WHAT YOU SHOULD DO =>
Go through the entries and set each one down exactly.

Records excerpted from a collection
---*---
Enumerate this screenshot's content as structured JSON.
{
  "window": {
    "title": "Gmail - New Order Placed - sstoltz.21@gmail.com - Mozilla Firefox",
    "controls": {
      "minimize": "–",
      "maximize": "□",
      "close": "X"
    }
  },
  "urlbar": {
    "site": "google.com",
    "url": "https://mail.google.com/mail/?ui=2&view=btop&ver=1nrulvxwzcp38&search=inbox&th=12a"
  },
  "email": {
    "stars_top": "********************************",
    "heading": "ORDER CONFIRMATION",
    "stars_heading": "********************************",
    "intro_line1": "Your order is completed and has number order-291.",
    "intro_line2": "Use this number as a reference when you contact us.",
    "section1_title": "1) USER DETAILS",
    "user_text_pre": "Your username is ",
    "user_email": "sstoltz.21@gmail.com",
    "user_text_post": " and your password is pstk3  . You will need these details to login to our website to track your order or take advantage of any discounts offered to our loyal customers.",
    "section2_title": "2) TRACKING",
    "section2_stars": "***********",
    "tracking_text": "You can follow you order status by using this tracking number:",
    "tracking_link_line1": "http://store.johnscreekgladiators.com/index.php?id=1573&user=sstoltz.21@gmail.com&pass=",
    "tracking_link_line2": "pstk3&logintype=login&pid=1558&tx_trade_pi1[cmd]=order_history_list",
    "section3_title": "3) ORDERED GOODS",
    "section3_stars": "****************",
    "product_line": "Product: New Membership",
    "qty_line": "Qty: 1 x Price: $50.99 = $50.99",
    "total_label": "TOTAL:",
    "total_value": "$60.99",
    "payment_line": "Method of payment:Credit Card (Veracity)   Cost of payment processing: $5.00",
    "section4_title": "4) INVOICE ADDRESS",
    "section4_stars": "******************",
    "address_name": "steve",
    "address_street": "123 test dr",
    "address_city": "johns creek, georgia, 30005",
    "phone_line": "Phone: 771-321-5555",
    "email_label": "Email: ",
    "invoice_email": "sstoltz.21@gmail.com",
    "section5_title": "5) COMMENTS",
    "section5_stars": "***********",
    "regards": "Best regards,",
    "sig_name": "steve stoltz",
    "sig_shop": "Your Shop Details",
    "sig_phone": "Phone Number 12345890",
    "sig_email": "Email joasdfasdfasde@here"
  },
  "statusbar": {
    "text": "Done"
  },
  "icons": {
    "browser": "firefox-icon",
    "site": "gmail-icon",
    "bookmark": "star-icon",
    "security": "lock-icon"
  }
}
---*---
RESPONSE TO THIS TASK =>
Enumerate this screenshot's content as structured JSON.
{
  "window": {
    "title": "Gmail - New Order Placed - sstoltz.21@gmail.com - Mozilla Firefox",
    "controls": {
      "minimize": "–",
      "maximize": "□",
      "close": "X"
    }
  },
  "urlbar": {
    "site": "google.com",
    "url": "https://mail.google.com/mail/?ui=2&view=btop&ver=1nrulvxwzcp38&search=inbox&th=12a"
  },
  "email": {
    "stars_top": "********************************",
    "heading": "ORDER CONFIRMATION",
    "stars_heading": "********************************",
    "intro_line1": "Your order is completed and has number order-291.",
    "intro_line2": "Use this number as a reference when you contact us.",
    "section1_title": "1) USER DETAILS",
    "user_text_pre": "Your username is ",
    "user_email": "sstoltz.21@gmail.com",
    "user_text_post": " and your password is pstk3  . You will need these details to login to our website to track your order or take advantage of any discounts offered to our loyal customers.",
    "section2_title": "2) TRACKING",
    "section2_stars": "***********",
    "tracking_text": "You can follow you order status by using this tracking number:",
    "tracking_link_line1": "http://store.johnscreekgladiators.com/index.php?id=1573&user=sstoltz.21@gmail.com&pass=",
    "tracking_link_line2": "pstk3&logintype=login&pid=1558&tx_trade_pi1[cmd]=order_history_list",
    "section3_title": "3) ORDERED GOODS",
    "section3_stars": "****************",
    "product_line": "Product: New Membership",
    "qty_line": "Qty: 1 x Price: $50.99 = $50.99",
    "total_label": "TOTAL:",
    "total_value": "$60.99",
    "payment_line": "Method of payment:Credit Card (Veracity)   Cost of payment processing: $5.00",
    "section4_title": "4) INVOICE ADDRESS",
    "section4_stars": "******************",
    "address_name": "steve",
    "address_street": "123 test dr",
    "address_city": "johns creek, georgia, 30005",
    "phone_line": "Phone: 771-321-5555",
    "email_label": "Email: ",
    "invoice_email": "sstoltz.21@gmail.com",
    "section5_title": "5) COMMENTS",
    "section5_stars": "***********",
    "regards": "Best regards,",
    "sig_name": "steve stoltz",
    "sig_shop": "Your Shop Details",
    "sig_phone": "Phone Number 12345890",
    "sig_email": "Email joasdfasdfasde@here"
  },
  "statusbar": {
    "text": "Done"
  },
  "icons": {
    "browser": "firefox-icon",
    "site": "gmail-icon",
    "bookmark": "star-icon",
    "security": "lock-icon"
  }
}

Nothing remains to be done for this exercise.